Protest Ship to East Timor Turns Back
THE Portuguese protest ship Lusitania Expresso turned back about 13 miles from East Timor after being warned away by three Indonesian warships yesterday.
Australian officials are relieved that the ship, carrying a total of 150 people, did not try to provoke the Indonesians who had announced that the ship was not welcome.
"There could have been an incident," said John Kerin, acting minister for foreign affairs and trade. However, he added the ship's captain had assured government officials that the safety and welfare of the passengers was important.
The protesters were successful at attracting attention to their trip. News media coverage was extensive in Australia and Portugal. On March 6, Sen. Claiborne Pell (D) of Rhode Island, chairman of the United States Senate Foreign Relations Committee, noted the trip was a "symbolic gesture to remind the Indonesians and the world that the suffering of the East Timorese people since the 1975 Indonesian invasion has not been forgotten."

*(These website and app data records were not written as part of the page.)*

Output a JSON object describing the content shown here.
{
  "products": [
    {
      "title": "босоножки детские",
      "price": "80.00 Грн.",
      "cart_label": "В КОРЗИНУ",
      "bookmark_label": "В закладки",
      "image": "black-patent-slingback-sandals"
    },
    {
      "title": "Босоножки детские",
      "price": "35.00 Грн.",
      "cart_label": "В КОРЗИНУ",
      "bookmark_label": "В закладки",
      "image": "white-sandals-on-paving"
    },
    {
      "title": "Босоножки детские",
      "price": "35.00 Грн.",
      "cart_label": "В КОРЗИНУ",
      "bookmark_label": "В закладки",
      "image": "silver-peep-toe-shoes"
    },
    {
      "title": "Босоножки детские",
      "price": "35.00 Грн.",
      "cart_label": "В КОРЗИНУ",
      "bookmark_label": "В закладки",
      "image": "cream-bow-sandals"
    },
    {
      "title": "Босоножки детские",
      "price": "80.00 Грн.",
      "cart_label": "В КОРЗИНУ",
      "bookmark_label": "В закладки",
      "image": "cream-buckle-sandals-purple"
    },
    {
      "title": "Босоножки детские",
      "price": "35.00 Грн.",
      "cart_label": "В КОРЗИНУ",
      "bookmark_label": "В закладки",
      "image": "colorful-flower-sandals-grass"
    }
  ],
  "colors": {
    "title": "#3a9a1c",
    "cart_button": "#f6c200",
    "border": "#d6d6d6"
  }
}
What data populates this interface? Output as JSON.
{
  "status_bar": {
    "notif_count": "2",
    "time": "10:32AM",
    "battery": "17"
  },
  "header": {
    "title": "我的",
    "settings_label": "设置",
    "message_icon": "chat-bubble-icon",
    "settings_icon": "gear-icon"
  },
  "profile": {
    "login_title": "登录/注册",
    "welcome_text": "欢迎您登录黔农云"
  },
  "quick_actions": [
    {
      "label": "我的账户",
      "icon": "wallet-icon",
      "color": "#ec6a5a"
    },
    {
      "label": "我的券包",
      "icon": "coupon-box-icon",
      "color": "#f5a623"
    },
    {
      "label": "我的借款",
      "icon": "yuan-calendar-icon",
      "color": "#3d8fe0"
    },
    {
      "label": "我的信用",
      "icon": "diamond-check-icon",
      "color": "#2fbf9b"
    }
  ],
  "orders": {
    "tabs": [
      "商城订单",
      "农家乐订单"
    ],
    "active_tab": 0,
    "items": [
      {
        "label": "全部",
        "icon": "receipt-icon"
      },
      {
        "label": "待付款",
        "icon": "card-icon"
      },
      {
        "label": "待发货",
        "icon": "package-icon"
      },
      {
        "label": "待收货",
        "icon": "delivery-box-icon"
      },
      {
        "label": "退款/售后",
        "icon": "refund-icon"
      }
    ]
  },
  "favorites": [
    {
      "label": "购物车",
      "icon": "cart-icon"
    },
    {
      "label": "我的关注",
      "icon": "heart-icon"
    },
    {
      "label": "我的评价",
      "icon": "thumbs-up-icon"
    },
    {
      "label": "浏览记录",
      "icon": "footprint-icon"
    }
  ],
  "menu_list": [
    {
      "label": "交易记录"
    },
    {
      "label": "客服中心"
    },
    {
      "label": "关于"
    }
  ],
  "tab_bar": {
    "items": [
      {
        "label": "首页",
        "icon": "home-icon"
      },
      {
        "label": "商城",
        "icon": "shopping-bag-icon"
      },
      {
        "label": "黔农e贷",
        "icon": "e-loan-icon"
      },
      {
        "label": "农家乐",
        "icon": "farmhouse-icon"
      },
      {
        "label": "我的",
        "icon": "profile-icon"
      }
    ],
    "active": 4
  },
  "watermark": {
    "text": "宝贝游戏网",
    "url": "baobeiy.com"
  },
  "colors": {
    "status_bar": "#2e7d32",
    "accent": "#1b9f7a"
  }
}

The original purpose of the trip was to lay wreaths at a cemetery in East Timor where Indonesian troops massacred civilians on Nov. 12. Instead, peace activists, students, and Australian and Portuguese politicians on the ship threw wreaths on the water off the East Timor coast.
The ship started its trip in Darwin, an Australian city about 450 miles southeast of East Timor, which was a Portuguese colony until 1975 when Portugal withdrew and Indonesia invaded.